INPUT:

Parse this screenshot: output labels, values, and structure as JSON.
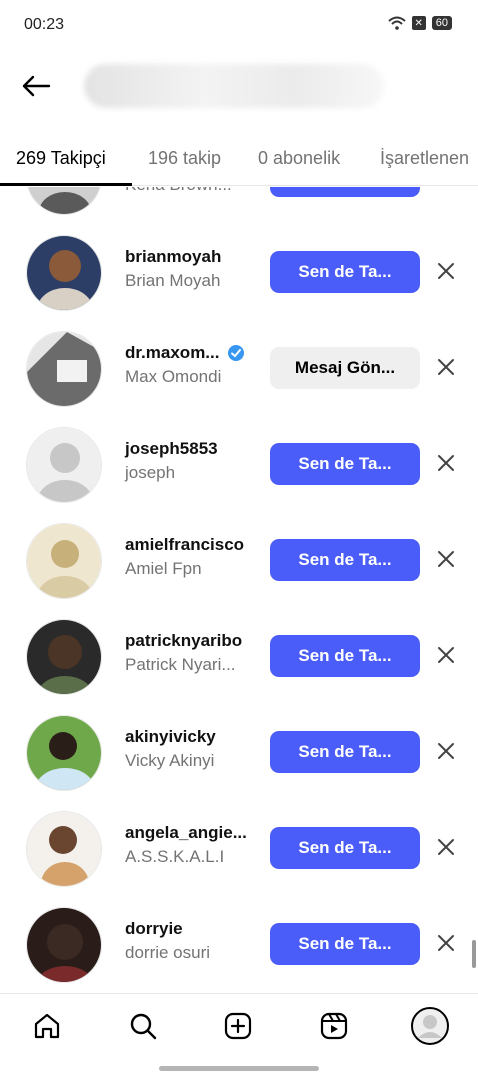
{
  "status_bar": {
    "time": "00:23",
    "battery": "60"
  },
  "header": {
    "back_icon": "arrow-left-icon"
  },
  "tabs": [
    {
      "label": "269 Takipçi",
      "active": true
    },
    {
      "label": "196 takip",
      "active": false
    },
    {
      "label": "0 abonelik",
      "active": false
    },
    {
      "label": "İşaretlenen",
      "active": false
    }
  ],
  "list": [
    {
      "username": "",
      "fullname": "Kena Brown...",
      "button": "",
      "verified": false,
      "avatar_color": "#5a5a5a"
    },
    {
      "username": "brianmoyah",
      "fullname": "Brian Moyah",
      "button": "Sen de Ta...",
      "verified": false,
      "avatar_color": "#8a5a3a"
    },
    {
      "username": "dr.maxom...",
      "fullname": "Max Omondi",
      "button": "Mesaj Gön...",
      "verified": true,
      "avatar_color": "#6b6b6b"
    },
    {
      "username": "joseph5853",
      "fullname": "joseph",
      "button": "Sen de Ta...",
      "verified": false,
      "avatar_color": "default"
    },
    {
      "username": "amielfrancisco",
      "fullname": "Amiel Fpn",
      "button": "Sen de Ta...",
      "verified": false,
      "avatar_color": "#c7b07a"
    },
    {
      "username": "patricknyaribo",
      "fullname": "Patrick Nyari...",
      "button": "Sen de Ta...",
      "verified": false,
      "avatar_color": "#4a3526"
    },
    {
      "username": "akinyivicky",
      "fullname": "Vicky Akinyi",
      "button": "Sen de Ta...",
      "verified": false,
      "avatar_color": "#6fa84a"
    },
    {
      "username": "angela_angie...",
      "fullname": "A.S.S.K.A.L.I",
      "button": "Sen de Ta...",
      "verified": false,
      "avatar_color": "#d4a26a"
    },
    {
      "username": "dorryie",
      "fullname": "dorrie osuri",
      "button": "Sen de Ta...",
      "verified": false,
      "avatar_color": "#3b2a24"
    }
  ],
  "colors": {
    "accent": "#4a5df9",
    "secondary_button": "#efefef",
    "muted_text": "#737373"
  },
  "bottom_nav": [
    "home-icon",
    "search-icon",
    "create-icon",
    "reels-icon",
    "profile-icon"
  ]
}
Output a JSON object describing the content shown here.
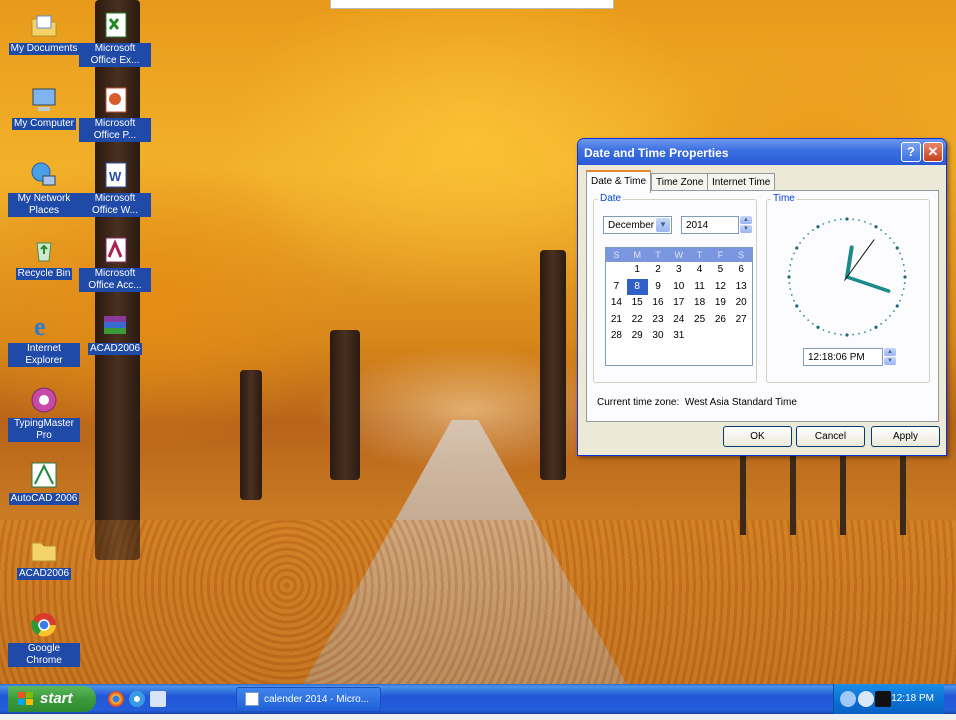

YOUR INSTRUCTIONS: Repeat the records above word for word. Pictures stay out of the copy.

RESULT OF THIS EXERCISE:
Parse this screenshot: output labels, values, and structure as JSON.
{
  "status_bar": {
    "time": "00:23",
    "battery": "60"
  },
  "header": {
    "back_icon": "arrow-left-icon"
  },
  "tabs": [
    {
      "label": "269 Takipçi",
      "active": true
    },
    {
      "label": "196 takip",
      "active": false
    },
    {
      "label": "0 abonelik",
      "active": false
    },
    {
      "label": "İşaretlenen",
      "active": false
    }
  ],
  "list": [
    {
      "username": "",
      "fullname": "Kena Brown...",
      "button": "",
      "verified": false,
      "avatar_color": "#5a5a5a"
    },
    {
      "username": "brianmoyah",
      "fullname": "Brian Moyah",
      "button": "Sen de Ta...",
      "verified": false,
      "avatar_color": "#8a5a3a"
    },
    {
      "username": "dr.maxom...",
      "fullname": "Max Omondi",
      "button": "Mesaj Gön...",
      "verified": true,
      "avatar_color": "#6b6b6b"
    },
    {
      "username": "joseph5853",
      "fullname": "joseph",
      "button": "Sen de Ta...",
      "verified": false,
      "avatar_color": "default"
    },
    {
      "username": "amielfrancisco",
      "fullname": "Amiel Fpn",
      "button": "Sen de Ta...",
      "verified": false,
      "avatar_color": "#c7b07a"
    },
    {
      "username": "patricknyaribo",
      "fullname": "Patrick Nyari...",
      "button": "Sen de Ta...",
      "verified": false,
      "avatar_color": "#4a3526"
    },
    {
      "username": "akinyivicky",
      "fullname": "Vicky Akinyi",
      "button": "Sen de Ta...",
      "verified": false,
      "avatar_color": "#6fa84a"
    },
    {
      "username": "angela_angie...",
      "fullname": "A.S.S.K.A.L.I",
      "button": "Sen de Ta...",
      "verified": false,
      "avatar_color": "#d4a26a"
    },
    {
      "username": "dorryie",
      "fullname": "dorrie osuri",
      "button": "Sen de Ta...",
      "verified": false,
      "avatar_color": "#3b2a24"
    }
  ],
  "colors": {
    "accent": "#4a5df9",
    "secondary_button": "#efefef",
    "muted_text": "#737373"
  },
  "bottom_nav": [
    "home-icon",
    "search-icon",
    "create-icon",
    "reels-icon",
    "profile-icon"
  ]
}
Output a JSON object describing the content shown here.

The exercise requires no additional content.